Caught on camera, work crews ripping up portions of Andrews Street and in the process demolishing over 100 years of history by demolishing a a large section of the bricks laid down by the ancestors of freed slaves.
Gladys House-El, a Freedmen's Town resident, said, "I just jumped up got dressed and ran out and started filming the site and started telling them, 'Look you need to stop because you are in violation of federal as well as state law.'"
House-El made the excavator operator stop digging up the street.
She said, "They were just tearing it up with the bulldozer."
According to the Freedmen's Town Preservation Coalition, any time work is being done that encompasses the bricks special care is to be taken, including onsite archaeologists to preserve the bricks. That did not happen here.
The contractor should preserve any and all bricks removed from Andrew St. No one should have touched Andrew St w/o my specific authorization— Sylvester Turner (@SylvesterTurner) November 21, 2016
The coalition's Dorris Ellis-Johnson met with contractors doing the work on nearby Genesee Street and was told the project is on hold until city officials can figure out why this happened.
Ellis-Johnson said, "No further action will take place on this brick, this area and we've got to figure out how we going to restore."
The original work was being done on Genesee Street, then spilled over to Andrews Street for drainage improvements, but the crew was not supposed to touch the bricks.
Mayor Sylvester Turner, who is in Mexico City for the Texans game, tweeted that the "work was done without my authorization. This should not have happened."

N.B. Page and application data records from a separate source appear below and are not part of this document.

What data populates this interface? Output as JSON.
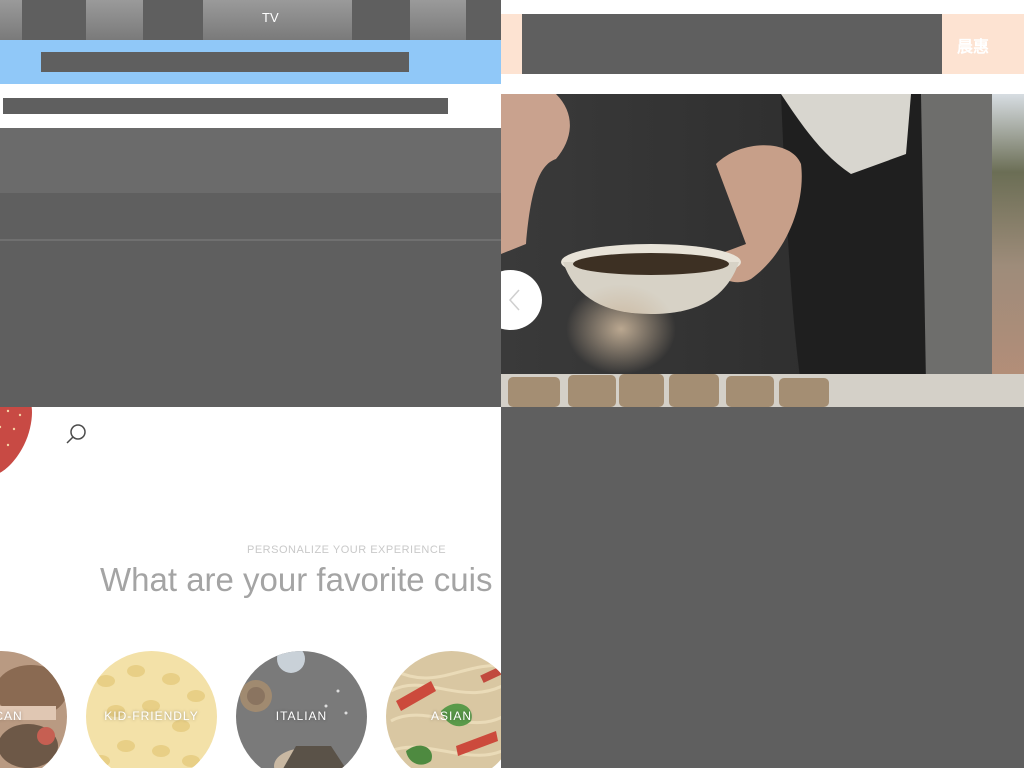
{
  "top_strip": {
    "tv_label": "TV"
  },
  "right_header": {
    "peach_button_text": "晨惠"
  },
  "search": {
    "icon": "search-icon"
  },
  "personalize": {
    "eyebrow": "PERSONALIZE YOUR EXPERIENCE",
    "headline": "What are your favorite cuis"
  },
  "cuisines": [
    {
      "label": "RICAN"
    },
    {
      "label": "KID-FRIENDLY"
    },
    {
      "label": "ITALIAN"
    },
    {
      "label": "ASIAN"
    }
  ],
  "hero": {
    "prev_icon": "chevron-left-icon"
  },
  "colors": {
    "blue_bar": "#90c8f8",
    "peach": "#fde3d2",
    "placeholder_grey": "#5f5f5f",
    "headline_grey": "#a4a4a4"
  }
}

The construction project is to replace aging water and sewer lines in the area, where new homes have replaced many of those that once housed prominent African American families in Houston's 19th and early 20th centuries.
Those who live in modern townhomes are not opposed to the upgrades. Felix Cisneros said he's now on his third car because of the roads. "Enough is enough," he said. "I've been here since 2002 and I've been paying a lot of money and I want my streets fixed.

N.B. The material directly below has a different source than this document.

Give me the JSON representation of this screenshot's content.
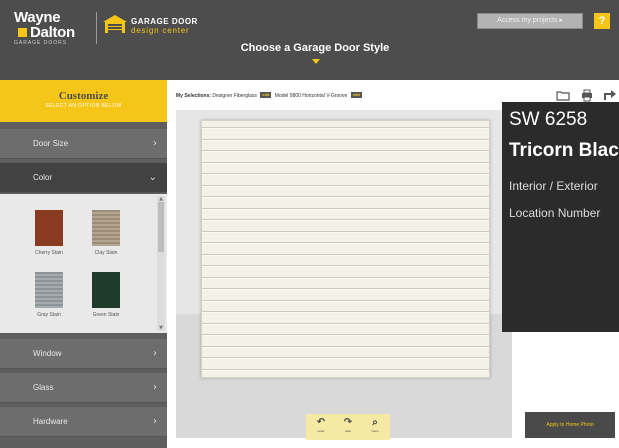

The work on Andrew St in Freedman's Town was not authorized and should not have occurred. I will address it when I return. st— Sylvester Turner (@SylvesterTurner) November 21, 2016
Congresswoman Sheila Jackson-Lee made a detour from her annual turkey giveaway to see the rubble at the end of Andrews Street. "I support infrastructure improvement, but I also support historic preservation," she said. Some of the bricks removed today were said to have been loaded into a dump truck. "We need to be like Sherlock Holmes and get them returned."
There has been no comment yet from the contractor. Late this afternoon, Houston's Public Works Department was still preparing a news release on the incident.
Former Houston City Attorney Ben Hall has been contacted by Freedman's Town advocates, and is expected to request an injunction against further work in the area until the bricks issue is resolved.
SEE MORE: Buildings in Freedmen's Town could be headed to auction block